Dataset:
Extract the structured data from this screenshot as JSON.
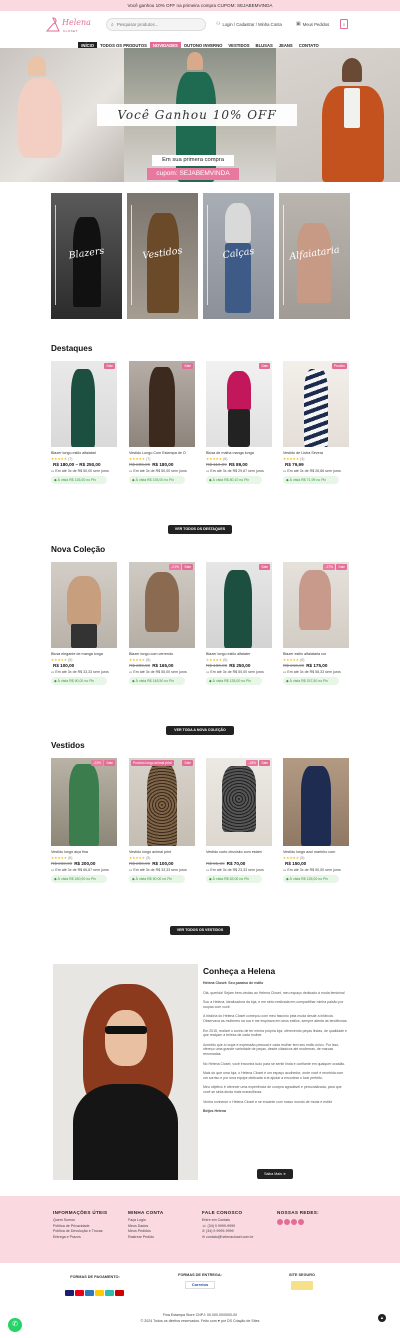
{
  "topbar": {
    "text": "Você ganhou 10% OFF na primeira compra CUPOM: SEJABEMVINDA"
  },
  "header": {
    "logo": "Helena",
    "logo_sub": "CLOSET",
    "search_placeholder": "Pesquisar produtos...",
    "login": "Login / Cadastrar / Minha Conta",
    "orders": "Meus Pedidos",
    "cart_count": "0"
  },
  "nav": [
    "INÍCIO",
    "TODOS OS PRODUTOS",
    "NOVIDADES",
    "OUTONO INVERNO",
    "VESTIDOS",
    "BLUSAS",
    "JEANS",
    "CONTATO"
  ],
  "hero": {
    "banner": "Você Ganhou 10% OFF",
    "line1": "Em sua primera compra",
    "line2": "cupom: SEJABEMVINDA"
  },
  "categories": [
    "Blazers",
    "Vestidos",
    "Calças",
    "Alfaiataria"
  ],
  "destaques": {
    "title": "Destaques",
    "button": "VER TODOS OS DESTAQUES",
    "products": [
      {
        "badge": "Sale",
        "name": "Blazer longo estilo alfaiatari",
        "stars": "★★★★★",
        "count": "(7)",
        "old": "",
        "price": "R$ 180,00 – R$ 250,00",
        "inst": "Em até 3x de R$ 50,00 sem juros",
        "pix": "À vista R$ 135,00 no Pix"
      },
      {
        "badge": "Sale",
        "name": "Vestido Longo Com Estampa de O",
        "stars": "★★★★★",
        "count": "(7)",
        "old": "R$ 209,99",
        "price": "R$ 180,00",
        "inst": "Em até 3x de R$ 50,00 sem juros",
        "pix": "À vista R$ 135,00 no Pix"
      },
      {
        "badge": "Sale",
        "name": "Blusa de malha manga longa",
        "stars": "★★★★★",
        "count": "(6)",
        "old": "R$ 119,99",
        "price": "R$ 89,00",
        "inst": "Em até 3x de R$ 29,67 sem juros",
        "pix": "À vista R$ 80,10 no Pix"
      },
      {
        "badge": "Prodlov",
        "name": "Vestido de Listra Severa",
        "stars": "★★★★★",
        "count": "(4)",
        "old": "",
        "price": "R$ 79,99",
        "inst": "Em até 3x de R$ 26,66 sem juros",
        "pix": "À vista R$ 71,99 no Pix"
      }
    ]
  },
  "nova": {
    "title": "Nova Coleção",
    "button": "VER TODA A NOVA COLEÇÃO",
    "products": [
      {
        "badge": "",
        "name": "Blusa elegante de manga longa",
        "stars": "★★★★★",
        "count": "(5)",
        "old": "",
        "price": "R$ 100,00",
        "inst": "Em até 3x de R$ 33,33 sem juros",
        "pix": "À vista R$ 90,00 no Pix"
      },
      {
        "badge": "Sale",
        "name": "Blazer longo com cerrendo",
        "stars": "★★★★★",
        "count": "(6)",
        "old": "R$ 209,99",
        "price": "R$ 165,00",
        "inst": "Em até 3x de R$ 55,00 sem juros",
        "pix": "À vista R$ 148,50 no Pix"
      },
      {
        "badge": "Sale",
        "name": "Blazer longo estilo alfaiater",
        "stars": "★★★★★",
        "count": "(5)",
        "old": "R$ 180,00",
        "price": "R$ 250,00",
        "inst": "Em até 3x de R$ 50,00 sem juros",
        "pix": "À vista R$ 135,00 no Pix"
      },
      {
        "badge": "Sale",
        "name": "Blazer estilo alfaiataria cur",
        "stars": "★★★★★",
        "count": "(6)",
        "old": "R$ 210,00",
        "price": "R$ 175,00",
        "inst": "Em até 3x de R$ 58,33 sem juros",
        "pix": "À vista R$ 157,50 no Pix"
      }
    ]
  },
  "vestidos": {
    "title": "Vestidos",
    "button": "VER TODOS OS VESTIDOS",
    "products": [
      {
        "badge": "Sale",
        "name": "Vestido longo alça fina",
        "stars": "★★★★★",
        "count": "(6)",
        "old": "R$ 260,00",
        "price": "R$ 200,00",
        "inst": "Em até 3x de R$ 66,67 sem juros",
        "pix": "À vista R$ 180,00 no Pix"
      },
      {
        "badge": "Sale",
        "name": "Vestido longo animal print",
        "stars": "★★★★★",
        "count": "(5)",
        "old": "R$ 209,99",
        "price": "R$ 100,00",
        "inst": "Em até 3x de R$ 33,33 sem juros",
        "pix": "À vista R$ 90,00 no Pix"
      },
      {
        "badge": "Sale",
        "name": "Vestido curto chuvisko com estam",
        "stars": "",
        "count": "",
        "old": "R$ 85,00",
        "price": "R$ 70,00",
        "inst": "Em até 3x de R$ 23,33 sem juros",
        "pix": "À vista R$ 63,00 no Pix"
      },
      {
        "badge": "",
        "name": "Vestido longo azul marinho com",
        "stars": "★★★★★",
        "count": "(5)",
        "old": "",
        "price": "R$ 150,00",
        "inst": "Em até 3x de R$ 50,00 sem juros",
        "pix": "À vista R$ 135,00 no Pix"
      }
    ]
  },
  "about": {
    "title": "Conheça a Helena",
    "lead": "Helena Closet: Seu paraíso de estilo",
    "paras": [
      "Olá, querida! Sejam bem-vindas ao Helena Closet, meu espaço dedicado à moda feminina!",
      "Sou a Helena, idealizadora da loja, e me sinto realizada em compartilhar minha paixão por roupas com você.",
      "A história do Helena Closet começou com meu fascínio pela moda desde a infância. Observava as mulheres na rua e me inspirava em seus estilos, sempre atenta às tendências.",
      "Em 2015, realizei o sonho de ter minha própria loja, oferecendo peças lindas, de qualidade e que realçam a beleza de cada mulher.",
      "Acredito que a roupa é expressão pessoal e cada mulher tem seu estilo único. Por isso, ofereço uma grande variedade de peças, desde clássicos até modernas, de marcas renomadas.",
      "No Helena Closet, você encontra tudo para se sentir linda e confiante em qualquer ocasião.",
      "Mais do que uma loja, o Helena Closet é um espaço acolhedor, onde você é recebida com um sorriso e por uma equipe dedicada a te ajudar a encontrar o look perfeito.",
      "Meu objetivo é oferecer uma experiência de compra agradável e personalizada, para que você se sinta ainda mais maravilhosa.",
      "Venha conhecer o Helena Closet e se encante com nosso mundo de moda e estilo!"
    ],
    "sign": "Beijos Helena",
    "button": "Saiba Mais"
  },
  "footer": {
    "col1": {
      "title": "INFORMAÇÕES ÚTEIS",
      "items": [
        "Quem Somos",
        "Política de Privacidade",
        "Política de Devolução e Trocas",
        "Entrega e Prazos"
      ]
    },
    "col2": {
      "title": "MINHA CONTA",
      "items": [
        "Faça Login",
        "Meus Dados",
        "Meus Pedidos",
        "Rastrear Pedido"
      ]
    },
    "col3": {
      "title": "FALE CONOSCO",
      "items": [
        "Entre em Contato",
        "(34) 9 9999-9999",
        "(34) 9 9999-9999",
        "contato@helenacloset.com.br"
      ]
    },
    "col4": {
      "title": "NOSSAS REDES:"
    }
  },
  "pay": {
    "payment": "FORMAS DE PAGAMENTO:",
    "delivery": "FORMAS DE ENTREGA:",
    "correios": "Correios",
    "safe": "SITE SEGURO"
  },
  "copy": {
    "line1": "Fina Estampa Store CNPJ: 00.000.00/0000-00",
    "line2": "© 2024 Todos os direitos reservados. Feito com ♥ por DS Criação de Sites"
  },
  "colors": {
    "accent": "#e26e97",
    "topbar": "#fbd9e1",
    "pix": "#3a9a3a"
  }
}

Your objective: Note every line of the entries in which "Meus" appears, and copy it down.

Result below:
    "orders": "Meus Pedidos",
        "Meus Dados",
        "Meus Pedidos",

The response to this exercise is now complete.